NEW YORK — Americans who are looking to tap into their inner humanitarian think that bias should have no place when giving others a helping hand. The survey of 2,005 adults reveals how conscious and unconscious biases may affect their behavior in all aspects of life, from the media they consume to the charities they support.
With that in mind, more than half (54%) note that they wish they had more exposure to information that could help them overcome biases.
For example, eight in 10 people confess they’ve reacted to an online article solely based on its headline. However, most respondents (89%) disagreed with their initial reaction after reading the entire story. Others admit their unconscious bias sets in when trying something different outside their comfort zone (62%) or walking into a store after judging its window display (60%).

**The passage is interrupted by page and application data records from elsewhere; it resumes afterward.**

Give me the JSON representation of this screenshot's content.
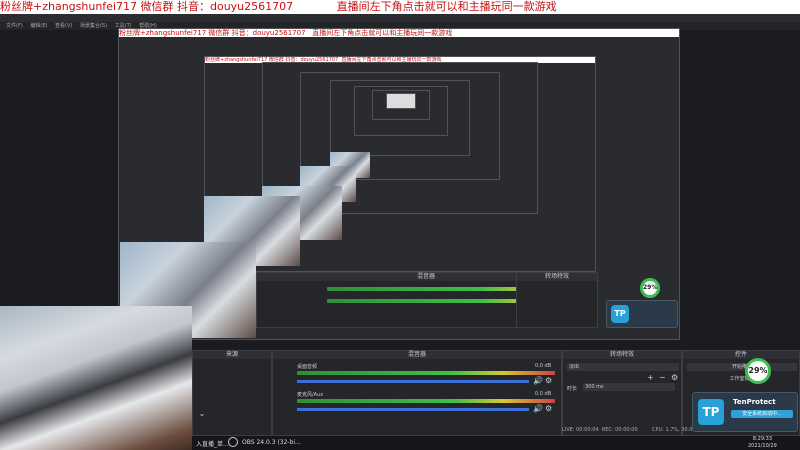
{
  "banner": {
    "fan": "粉丝牌+zhangshunfei717 微信群  抖音：douyu2561707",
    "hint": "直播间左下角点击就可以和主播玩同一款游戏"
  },
  "menu": [
    "文件(F)",
    "编辑(E)",
    "查看(V)",
    "场景集合(S)",
    "工具(T)",
    "帮助(H)"
  ],
  "panels": {
    "scenes_title": "来源",
    "mixer_title": "混音器",
    "transition_title": "转场特效",
    "controls_title": "控件"
  },
  "mixer": {
    "track1_name": "桌面音频",
    "track1_db": "0.0 dB",
    "track2_name": "麦克风/Aux",
    "track2_db": "0.0 dB"
  },
  "transition": {
    "type": "淡出",
    "duration_label": "时长",
    "duration_value": "300 ms"
  },
  "controls": {
    "start_stream": "开始推流",
    "studio_mode": "工作室模式"
  },
  "status": {
    "live": "LIVE: 00:00:04",
    "rec": "REC: 00:00:00",
    "cpu": "CPU: 1.7%, 30.00 fps"
  },
  "taskbar": {
    "app1": "入直播_单...",
    "app2": "OBS 24.0.3 (32-bi...",
    "time": "8:29:33",
    "date": "2021/10/29"
  },
  "tenprotect": {
    "name": "TenProtect",
    "logo": "TP",
    "button": "安全系统启动中..."
  },
  "cpu_circle": "29%",
  "colors": {
    "banner_text": "#c81010",
    "accent_blue": "#3c6fd8",
    "meter_green": "#3fbf4a"
  }
}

Conscious versus unconscious bias
Conducted by OnePoll in partnership with Zakat Foundation of America, a U.S.-based humanitarian organization, the study also looked at how people view themselves compared to their peers. Nearly six in 10 of all respondents (57%) say they’re used to being the only person from their racial or ethnic background in a given room.
Eighty-nine percent of Asians or Pacific Islanders (117 respondents) echoed that sentiment the most, followed by 65 percent of Black or African Americans (396 respondents) and half of White respondents.
When asked if they’re familiar with other types of biases, most say they’re aware of gender bias (58%) and racism (51%). However, 40 percent admit they lack knowledge about religious prejudice. When selecting which charities to support, the Zakat Foundation of America points out that people can also act biased without realizing it, even when helping children in need.
“In our orphan sponsorship program, we noticed girls getting sponsored faster than boys, younger children faster than teenagers, and lighter-skinned children faster than darker-skinned children,” says Amna Mirza, Zakat Foundation’s chief marketing officer, in a statement.
How do people become more open-minded?
Interestingly, Black respondents are most likely to attribute their open-mindedness to having worked in different industries (61%), while White and Asian or Pacific Islanders believe it’s their experiences meeting new people (59%). Despite that, only one in four people think their core group of friends represents various races, ethnicities, and cultural backgrounds.
White respondents are almost twice as likely as Black respondents (21% vs. 13%) to report having “completely homogenous” friend groups. Meanwhile, a third of those surveyed admit that their workplace is “completely homogeneous,” making it the area least likely to exhibit diversity in most respondents’ lives.
The data further suggests that people consider several factors before supporting a charity. Nearly half of respondents (48%) say understanding an organization’s mission and having a closeness to where they live (40%) would most likely motivate them to donate to their cause.